The 5-weight has become America’s go-to trout rod. It’s the tool you take to the river when you only want to bring one rod, or when you’re just not sure what you’ll be throwing that day. It’s got to work on both big rivers and small. It’s not a dry fly specialist, since a lot of your fishing will be with nymphs and a bobber. It’s got to be soft enough for a short cast, yet powerful enough to hit 70+ feet.

25’ (10 points) – We included this distance to pay homage to other tests out there. When you’re casting a 9’ rod with a 9’ leader (18’ if you’re adding), you only have 7’ of fly line out of the rod tip, which is barely past the front taper of the fly line. It’s more of a tenkara cast than a fly cast. Sure, you’re going to make these casts when a trout sneaks up on you, but when you’re casting to a rising fish, you’re going to give him a lot more room. So, we gave it a mere 10 points. Take out your tape measure and make a few casts on your own to see what we’re talking about.

70’ (20 points) – Sure, 70’ is longer than most of us cast for trout, but a great five weight must combine power and grace. Our 70’ target wasn’t just about distance. It’s about whether or not the rod had enough oomph to cut through the wind that you’ll face on the river, or make that reach cast when fish are rising just out of wading range.

Nymphing – Let’s face it, unless you live in Bozeman and are fishing spring creeks and tailwaters, dry flies only make up half the battle (or less). They say trout eat 90% of their diet underwater, and that’s where most of us are trying to catch them. Nymphing requires a different type of rod than does dry fly fishing. You still need superb accuracy, but you also need to be able to cast flies with weight and open up your loop so that your indicator doesn’t get tangled. To test this, we had each caster add an indicator and split shot to their rod and report the results.

There’s been a lot of discussion in the past about whether or not price should be part of shootouts. We removed price as a category from this shootout for two key reasons: first, it didn’t really matter. Two of our gold medal rods were less than half the price of our winner. Second, everyone has a different sense of value, and what might seem excessive for one angler is totally worth it to another.

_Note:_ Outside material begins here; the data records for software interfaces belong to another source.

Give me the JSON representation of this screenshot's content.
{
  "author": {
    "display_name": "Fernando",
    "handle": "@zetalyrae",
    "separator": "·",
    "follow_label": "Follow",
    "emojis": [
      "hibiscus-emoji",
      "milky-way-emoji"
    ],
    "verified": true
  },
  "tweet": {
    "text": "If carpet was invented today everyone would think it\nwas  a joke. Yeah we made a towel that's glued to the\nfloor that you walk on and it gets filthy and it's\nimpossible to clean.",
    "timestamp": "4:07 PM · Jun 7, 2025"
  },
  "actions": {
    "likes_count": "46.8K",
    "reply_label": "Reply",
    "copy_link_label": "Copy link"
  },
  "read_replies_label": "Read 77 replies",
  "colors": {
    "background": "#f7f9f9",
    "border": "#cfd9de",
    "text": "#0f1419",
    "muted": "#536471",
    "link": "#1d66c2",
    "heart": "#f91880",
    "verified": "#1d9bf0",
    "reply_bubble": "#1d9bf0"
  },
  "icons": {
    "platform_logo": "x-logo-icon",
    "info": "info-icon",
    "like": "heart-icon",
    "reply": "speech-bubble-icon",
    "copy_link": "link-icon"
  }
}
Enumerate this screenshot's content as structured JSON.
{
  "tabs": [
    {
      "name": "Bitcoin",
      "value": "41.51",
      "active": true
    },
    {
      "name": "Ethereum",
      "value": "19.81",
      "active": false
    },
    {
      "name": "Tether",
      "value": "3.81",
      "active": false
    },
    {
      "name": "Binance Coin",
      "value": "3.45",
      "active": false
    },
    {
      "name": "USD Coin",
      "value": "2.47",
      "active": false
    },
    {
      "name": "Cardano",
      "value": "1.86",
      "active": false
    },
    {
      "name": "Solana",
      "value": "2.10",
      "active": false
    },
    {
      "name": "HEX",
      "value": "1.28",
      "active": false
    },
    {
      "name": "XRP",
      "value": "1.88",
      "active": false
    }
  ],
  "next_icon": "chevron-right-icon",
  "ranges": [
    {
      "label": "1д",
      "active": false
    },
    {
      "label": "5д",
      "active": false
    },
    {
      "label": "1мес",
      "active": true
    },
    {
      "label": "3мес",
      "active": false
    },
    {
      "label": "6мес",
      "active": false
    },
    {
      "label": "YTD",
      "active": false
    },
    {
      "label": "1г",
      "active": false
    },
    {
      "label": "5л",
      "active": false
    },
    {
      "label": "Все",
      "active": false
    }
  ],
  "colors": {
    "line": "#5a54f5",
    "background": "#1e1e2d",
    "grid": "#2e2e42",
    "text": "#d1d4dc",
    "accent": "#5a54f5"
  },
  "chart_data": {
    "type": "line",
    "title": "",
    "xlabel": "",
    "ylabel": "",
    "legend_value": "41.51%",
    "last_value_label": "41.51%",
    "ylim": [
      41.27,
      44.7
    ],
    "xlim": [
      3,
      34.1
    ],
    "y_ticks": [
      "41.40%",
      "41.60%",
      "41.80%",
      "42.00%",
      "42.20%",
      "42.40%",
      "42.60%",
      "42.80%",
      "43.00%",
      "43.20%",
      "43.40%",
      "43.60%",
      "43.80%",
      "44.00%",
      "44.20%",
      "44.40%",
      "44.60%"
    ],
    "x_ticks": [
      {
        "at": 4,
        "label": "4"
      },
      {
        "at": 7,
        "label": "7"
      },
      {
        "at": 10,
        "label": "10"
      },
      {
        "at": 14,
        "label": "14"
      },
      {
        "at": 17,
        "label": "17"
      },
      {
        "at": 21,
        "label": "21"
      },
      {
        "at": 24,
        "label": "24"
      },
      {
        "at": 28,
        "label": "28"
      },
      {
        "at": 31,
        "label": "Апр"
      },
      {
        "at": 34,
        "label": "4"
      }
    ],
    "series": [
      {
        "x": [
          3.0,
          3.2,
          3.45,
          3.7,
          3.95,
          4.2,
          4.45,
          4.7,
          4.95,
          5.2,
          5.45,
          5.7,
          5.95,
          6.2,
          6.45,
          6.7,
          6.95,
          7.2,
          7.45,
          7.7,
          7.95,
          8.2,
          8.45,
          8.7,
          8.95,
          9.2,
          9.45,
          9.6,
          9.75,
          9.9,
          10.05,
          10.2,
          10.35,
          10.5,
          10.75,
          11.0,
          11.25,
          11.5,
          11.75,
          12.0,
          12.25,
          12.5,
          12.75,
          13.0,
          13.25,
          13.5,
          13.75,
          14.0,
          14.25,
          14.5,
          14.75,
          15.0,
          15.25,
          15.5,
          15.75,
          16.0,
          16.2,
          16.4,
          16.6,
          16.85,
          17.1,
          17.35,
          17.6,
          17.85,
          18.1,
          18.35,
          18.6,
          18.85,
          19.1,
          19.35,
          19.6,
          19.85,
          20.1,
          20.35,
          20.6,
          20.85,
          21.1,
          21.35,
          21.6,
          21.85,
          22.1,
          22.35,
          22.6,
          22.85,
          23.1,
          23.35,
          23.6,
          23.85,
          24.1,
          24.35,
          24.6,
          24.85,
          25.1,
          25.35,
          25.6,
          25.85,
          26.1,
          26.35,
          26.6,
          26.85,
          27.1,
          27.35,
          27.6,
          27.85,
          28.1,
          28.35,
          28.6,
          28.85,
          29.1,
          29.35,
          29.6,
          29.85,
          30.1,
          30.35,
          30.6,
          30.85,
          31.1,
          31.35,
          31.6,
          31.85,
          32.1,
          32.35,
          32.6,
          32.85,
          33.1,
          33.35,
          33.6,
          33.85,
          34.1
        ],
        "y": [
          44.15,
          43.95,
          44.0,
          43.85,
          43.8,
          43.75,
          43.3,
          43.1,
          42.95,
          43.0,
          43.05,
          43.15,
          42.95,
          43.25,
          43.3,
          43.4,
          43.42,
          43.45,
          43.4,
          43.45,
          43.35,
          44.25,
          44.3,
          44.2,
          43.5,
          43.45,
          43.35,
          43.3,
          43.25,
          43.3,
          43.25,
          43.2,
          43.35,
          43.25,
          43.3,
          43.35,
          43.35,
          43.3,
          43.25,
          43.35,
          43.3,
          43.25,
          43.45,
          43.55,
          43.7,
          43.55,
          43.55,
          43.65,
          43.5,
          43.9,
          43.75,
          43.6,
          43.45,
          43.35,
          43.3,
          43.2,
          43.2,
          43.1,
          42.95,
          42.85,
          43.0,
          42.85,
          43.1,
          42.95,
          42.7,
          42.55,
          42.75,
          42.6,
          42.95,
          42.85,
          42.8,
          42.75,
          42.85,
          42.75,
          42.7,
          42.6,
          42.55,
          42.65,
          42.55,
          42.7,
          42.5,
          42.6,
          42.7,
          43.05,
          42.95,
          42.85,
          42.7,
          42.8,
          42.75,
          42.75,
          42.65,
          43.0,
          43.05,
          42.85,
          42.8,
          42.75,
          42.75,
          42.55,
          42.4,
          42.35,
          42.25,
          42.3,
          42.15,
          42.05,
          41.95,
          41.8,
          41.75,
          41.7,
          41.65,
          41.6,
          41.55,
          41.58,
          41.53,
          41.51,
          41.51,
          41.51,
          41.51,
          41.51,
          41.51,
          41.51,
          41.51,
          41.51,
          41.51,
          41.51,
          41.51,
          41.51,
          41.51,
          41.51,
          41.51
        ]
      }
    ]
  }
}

Every rod in our test included a ‘lifetime’ warranty to the original owner. Yes, some cost more than others, but it’s more or less in proportion to the price of the rod. We would have loved to break each rod and see how long it took to get back and what the options were, but we weren’t able to test that, so we realized this is the same as the price of the rod. It’s up to you to determine how much the warranty is worth to you.

99 points. Mystic is a company that most of you probably haven’t heard of. They are new on the scene and are often grouped with names like Elkhorn and Clutch. We’re here to enlighten you, a little. Mystic rods are built overseas, but using top quality components and standing by their products with a lifetime warranty, just like the big guys! They are also the only one of the aforementioned bunch to send us a rod to test – and we’re happy they did.

In addition to a high-end fit and finish, the Reaper is one of the best medium action dry fly rods on the market. If you’re looking for a rod that performs in close-to-medium distances, you’ll be very happy with the Reaper. It’s packed with feel and has enough power to get it out to 70’+. Unfortunately, the Reaper suffered a bit in both nymph and streamer categories which kept it out of the top contenders. Casters called it a “Fun Rod,” “Simple,” and even “Best.”

99 points. New for 2014, the Jet is the latest Hardy rod to utilize their proprietary ‘Sintrix’ technology. What makes this rod cheaper than the Zenith? It uses a lower grade of Sintrix than its high-performing cousin. It’s a softer rod than the Zenith, and if you’re looking for a replacement for the Artisan (at a much lower price point), this might be the Hardy to offer up similar performance.

The Jet was the best performing rod at 25 and 40’ (tied with the Winston B3x). This makes it an excellent addition to the Hardy lineup. The lower grade Sintrix is unfortunately a bit heavier than the Zenith and reduced feel just a tad. While the Jet is a great dry fly rod, it suffered a bit at both nymphing and chucking streamers. We’re really interested in checking out the 4-weight!